Well it was only a matter of time really. Though I swore I would never discuss politics on my blog because it always divides opinion, gets heated, and well, earlier this year I lost friends over politics so I am not prepared to open myself up to that again.
This week though George Osborne said something that made me rage more than any other, and with one fell swoop he has pretty much killed the industry I have known for 12 years with his decisions surrounding buy to let landlords. He seems to think that buy to let landlords are cash rich fat cats who have nothing better to do with their money than buy a second, third, hundredth house in order for somebody else to live in. Ergo (ooh look at me using ergo in a blog post. My English teacher would be thrilled. Well she would if she liked me. We locked her in the stationery cupboard once so she probably still hates me) they have enough money that to slap more taxes on them won’t matter.
Well Mr Osborne it does matter.
It matters alot.
The majority of buy to let landlords are not multi millionaires, they are hard working people who are trying to make a living. Albeit by owning property. They might be “rich” on paper, but that does not mean they are rich in relative terms. This portfolio is likely to be their pension. Tied up and needing to earn it’s keep in order for them to have a rental income when they retire, or assets to sell to fund their care home bills.
Take for instance the house that my eldest daughter and her boyfriend live in. It is their landlord’s second home, rented out as they had to move away from the area. That rent now pays them a steady monthly income. Taxed of course. As was the income used to buy the house they moved into in the south of England. The rent Caity and Dan pay is almost double what they would pay if they owned the house and had a mortgage, but they cant save enough for a deposit to buy, and we can’t afford to help them out.

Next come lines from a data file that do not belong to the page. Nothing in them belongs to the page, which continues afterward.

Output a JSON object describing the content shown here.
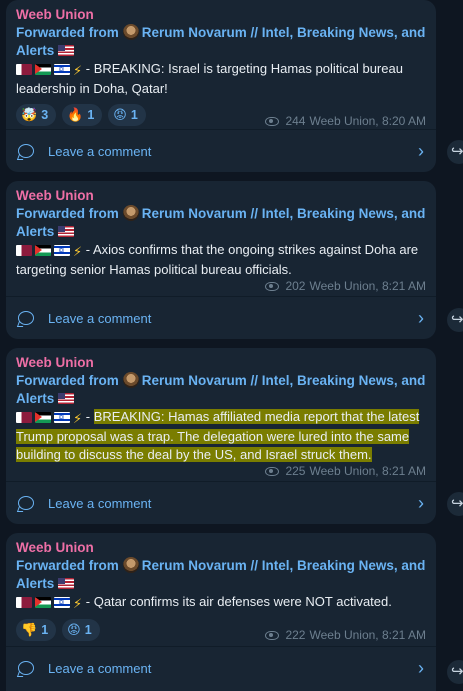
{
  "messages": [
    {
      "author": "Weeb Union",
      "forwarded_prefix": "Forwarded from",
      "forwarded_source": "Rerum Novarum // Intel, Breaking News, and Alerts",
      "text": "- BREAKING: Israel is targeting Hamas political bureau leadership in Doha, Qatar!",
      "highlight": false,
      "reactions": [
        {
          "emoji": "🤯",
          "count": "3"
        },
        {
          "emoji": "🔥",
          "count": "1"
        },
        {
          "emoji": "😡",
          "count": "1"
        }
      ],
      "views": "244",
      "footer": "Weeb Union, 8:20 AM",
      "comment_label": "Leave a comment"
    },
    {
      "author": "Weeb Union",
      "forwarded_prefix": "Forwarded from",
      "forwarded_source": "Rerum Novarum // Intel, Breaking News, and Alerts",
      "text": "- Axios confirms that the ongoing strikes against Doha are targeting senior Hamas political bureau officials.",
      "highlight": false,
      "reactions": [],
      "views": "202",
      "footer": "Weeb Union, 8:21 AM",
      "comment_label": "Leave a comment"
    },
    {
      "author": "Weeb Union",
      "forwarded_prefix": "Forwarded from",
      "forwarded_source": "Rerum Novarum // Intel, Breaking News, and Alerts",
      "text_plain": "- ",
      "text": "BREAKING: Hamas affiliated media report that the latest Trump proposal was a trap. The delegation were lured into the same building to discuss the deal by the US, and Israel struck them.",
      "highlight": true,
      "reactions": [],
      "views": "225",
      "footer": "Weeb Union, 8:21 AM",
      "comment_label": "Leave a comment"
    },
    {
      "author": "Weeb Union",
      "forwarded_prefix": "Forwarded from",
      "forwarded_source": "Rerum Novarum // Intel, Breaking News, and Alerts",
      "text": "- Qatar confirms its air defenses were NOT activated.",
      "highlight": false,
      "reactions": [
        {
          "emoji": "👎",
          "count": "1"
        },
        {
          "emoji": "😡",
          "count": "1"
        }
      ],
      "views": "222",
      "footer": "Weeb Union, 8:21 AM",
      "comment_label": "Leave a comment"
    }
  ],
  "colors": {
    "background": "#0e1621",
    "bubble": "#182533",
    "author": "#ee6fa6",
    "link": "#6ab3f3",
    "meta": "#6d7f8f",
    "highlight": "#7a7d00"
  }
}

They have good jobs and work hard but they have to rent.
Thank God for somebody being in a position to have a second home to rent out.

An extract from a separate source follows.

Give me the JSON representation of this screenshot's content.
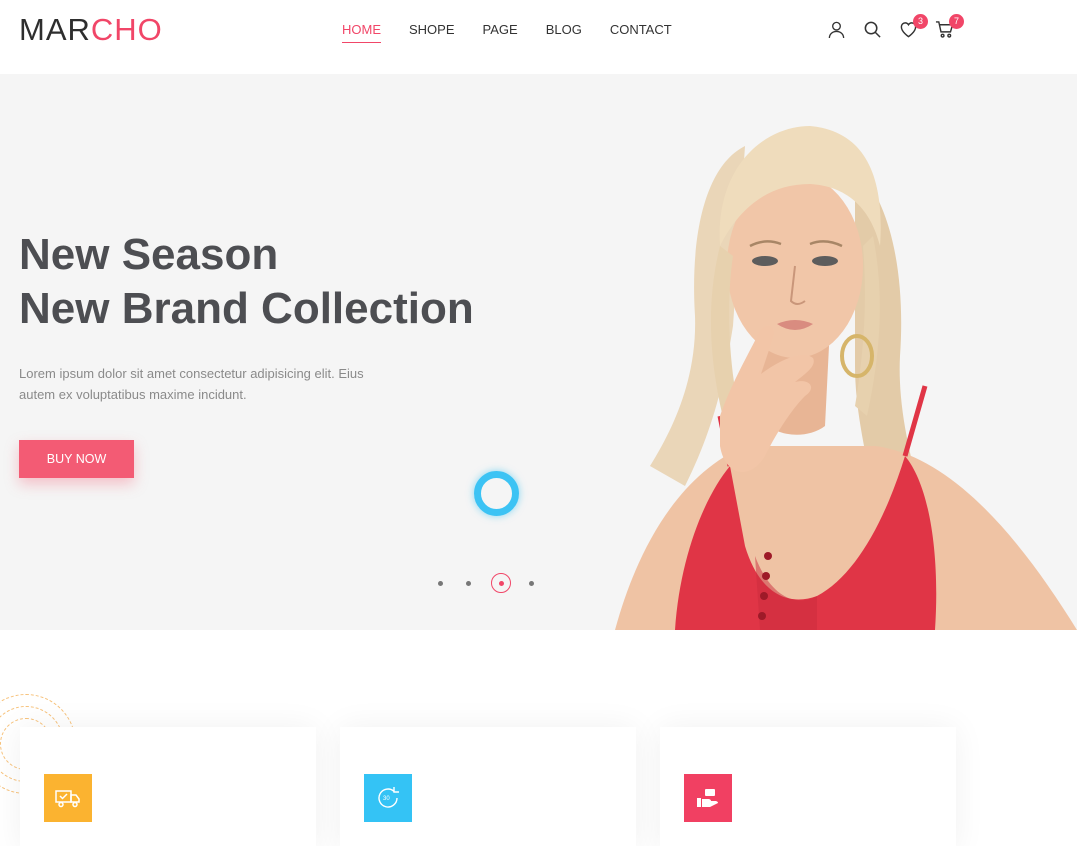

Landlords are not going to buy these homes anymore, or if they have to move as this landlord has done the stamp duty they have to pay could be ten fold so they won’t bother. What does that then mean? Landlords will sell. They won’t hang on to their houses and rent them out to hard working individuals like my daughter and her boyfriend. So where do they live?
When we bought our house we were in the enviable position of both owning our own homes and decided to sell them in order to buy one together. The idea of selling two houses AND buying was too complicated and the chain too complicated and liable to collapse. So we sold Mr B’s, rented mine out, and then bought the one we now live in, selling my house once we were in this one. So technically when I bought this house it was my second home, how would that have worked? Would I pay the higher stamp duty on my half? Or would we have bought in Mr B’s name and not mine too? Had we done the latter what would have happened if we had split or I had died? We weren’t married at that point so my children would not have automatically inherited or been entitled to anything. He could have put my three kids under 10 on the street.
Ultimately my dream has been to get involved in property development. I don’t want to make millions, I want to do one project a year, a small one and turn a profit of about £20,000 on each one. Just enough so I can earn a decent amount of money but stand back and feel proud of achieving something. I was involved in a property renovation when my parents moved my granny down to Hampshire from Lancashire a few years ago and the buzz I got from helping to turn that house around in six weeks was fantastic. It is what I want to do. And is partly why I set up a company a year ago, so I could do just that. Maybe keep one or two of the houses if I could make the finances work as my own buy to let properties, or sell them on and use the profits to fund the next purchase. I don’t know but I wanted the option. It was going to be my pension as I don’t have one.
I can’t do that now. I will get clobbered and can’t see the point when any potential gains will just be paid in stamp duty.
And I won’t be alone. Thousands of landlords will no longer be able to afford to expand their portfolios, to provide housing for those that can’t afford to buy. And if they do decide to pay the hiked stamp duty how will claw back the money? By raising rents of course. Great. So rents around here of around £800 for a two bedroom flat are going to be closer to the £1000 mark. Brilliant. That means that tenants will need to be earning over £35,000 a year to be able to rent them. And whilst paying off their landlord’s mortgage they will be even less likely to be able to save up and get their own.
Well done George. Well done
< slow hand clap forever more >